The Franklin Institute’s second edition of Body Worlds offers more skin.
When the first Body Worlds exhibit came to the Franklin Institute, the exhibit garnered much popularity. People visiting the exhibit had to purchase tickets in advance in order to ensure they would be able to witness the exhibit. And with its return to the museum, the popularity has not waned.
The international traveling exhibit has returned to Philadelphia with its second installment, “Body Worlds 2 & the Brain,” and brought back the same crowds as well.
“I think the exhibit is so popular because it actually allows people to see full actual human body specimens,” said Dr. Frederic Bertley, vice president of the Center for Innovation in Science Learning. “Also, we as humans have a natural fascination with ourselves.”
The exhibit features complete authentic human specimens in poses ranging from a diver jumping headfirst in an imaginary pool, to a woman in a yoga position.
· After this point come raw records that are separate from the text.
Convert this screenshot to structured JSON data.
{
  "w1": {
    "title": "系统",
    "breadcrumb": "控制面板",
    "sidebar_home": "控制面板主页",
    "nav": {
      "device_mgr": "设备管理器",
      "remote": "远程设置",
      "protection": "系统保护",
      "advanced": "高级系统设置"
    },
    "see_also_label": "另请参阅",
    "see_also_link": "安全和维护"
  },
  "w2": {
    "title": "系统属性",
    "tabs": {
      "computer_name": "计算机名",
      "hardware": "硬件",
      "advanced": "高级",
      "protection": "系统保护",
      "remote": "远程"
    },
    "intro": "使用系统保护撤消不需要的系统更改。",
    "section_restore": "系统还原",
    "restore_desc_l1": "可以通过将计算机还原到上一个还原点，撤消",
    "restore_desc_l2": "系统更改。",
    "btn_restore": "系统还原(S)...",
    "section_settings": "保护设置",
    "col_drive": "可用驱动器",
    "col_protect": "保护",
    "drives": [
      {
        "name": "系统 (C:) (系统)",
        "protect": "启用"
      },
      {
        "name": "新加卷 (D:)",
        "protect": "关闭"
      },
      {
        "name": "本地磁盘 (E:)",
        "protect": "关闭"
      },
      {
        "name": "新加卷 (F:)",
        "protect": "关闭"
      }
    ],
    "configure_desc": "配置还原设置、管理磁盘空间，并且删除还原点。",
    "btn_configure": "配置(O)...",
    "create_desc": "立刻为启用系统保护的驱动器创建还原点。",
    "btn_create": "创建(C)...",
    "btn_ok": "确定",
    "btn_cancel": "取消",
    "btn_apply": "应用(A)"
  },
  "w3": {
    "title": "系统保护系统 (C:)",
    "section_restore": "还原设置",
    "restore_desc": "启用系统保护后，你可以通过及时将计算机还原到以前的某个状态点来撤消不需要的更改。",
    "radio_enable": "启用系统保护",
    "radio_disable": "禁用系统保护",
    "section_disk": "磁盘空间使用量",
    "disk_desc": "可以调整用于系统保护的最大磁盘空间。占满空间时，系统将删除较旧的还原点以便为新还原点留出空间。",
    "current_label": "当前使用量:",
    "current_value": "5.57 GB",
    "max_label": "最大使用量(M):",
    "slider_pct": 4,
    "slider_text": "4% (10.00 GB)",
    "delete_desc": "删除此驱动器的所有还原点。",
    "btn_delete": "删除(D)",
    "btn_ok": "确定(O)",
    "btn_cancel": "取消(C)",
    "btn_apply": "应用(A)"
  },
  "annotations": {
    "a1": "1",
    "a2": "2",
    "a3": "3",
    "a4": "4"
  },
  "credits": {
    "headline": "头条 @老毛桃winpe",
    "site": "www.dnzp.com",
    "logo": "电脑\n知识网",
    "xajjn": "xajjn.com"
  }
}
Some even have muscles pulled back to show all the inner workings of the human body beneath the layers.
Organs, bones and organ systems in display cases give a in-depth look at the human body. Healthy body parts are laid out in comparison to organs riddled with health maladies. One notable comparison is a set of healthy lungs next to an ashened smoker’s lung. At the end of these two pairs of lungs was the glittering, black lung of a coal miner who breathed in large amounts of soot during his time on the job.
The star of the show, however, was the brain. The exhibit focused on the complex organ in our head featuring specimens of the brain in its healthiest form to one that has been severely damaged by Alzheimer’s disease. The new exhibit focuses on the brain by providing new facts and discoveries in the world of neuroscience. Posters around the exhibit give detailed facts on how things like our brain develop, as well as provide information on how addictions occur in individuals.
Not all the specimens in the exhibit are human. In a room in the back of the exhibit is the massive body of a camel with an opening on the side revealing what the camel had eaten that day.
All the bodies in the exhibit have been preserved in their full form through the process of plastination, which was discovered by Dr. Gunther von Hagen in 1977. The process involves removing water and fats from the body and replacing them with polymers, in order to halt decomposition.
The human specimens within the exhibit have all been donated through a body donation program connected to the exhibit, which entails the same principle as becoming an organ donor, only a little more complicated. All donors must sign a consent form and may remove themselves from the list at anytime during their lives.
Individuals may sign up for the program either at the end of the exhibit or by visiting bodyworlds.com. Signing up for the program has become almost as popular as the exhibit itself.
Bertley said as many as “10,000 bodies have been donated to date.”
Stephen Kimmerly can be reached at firstname.lastname@example.org.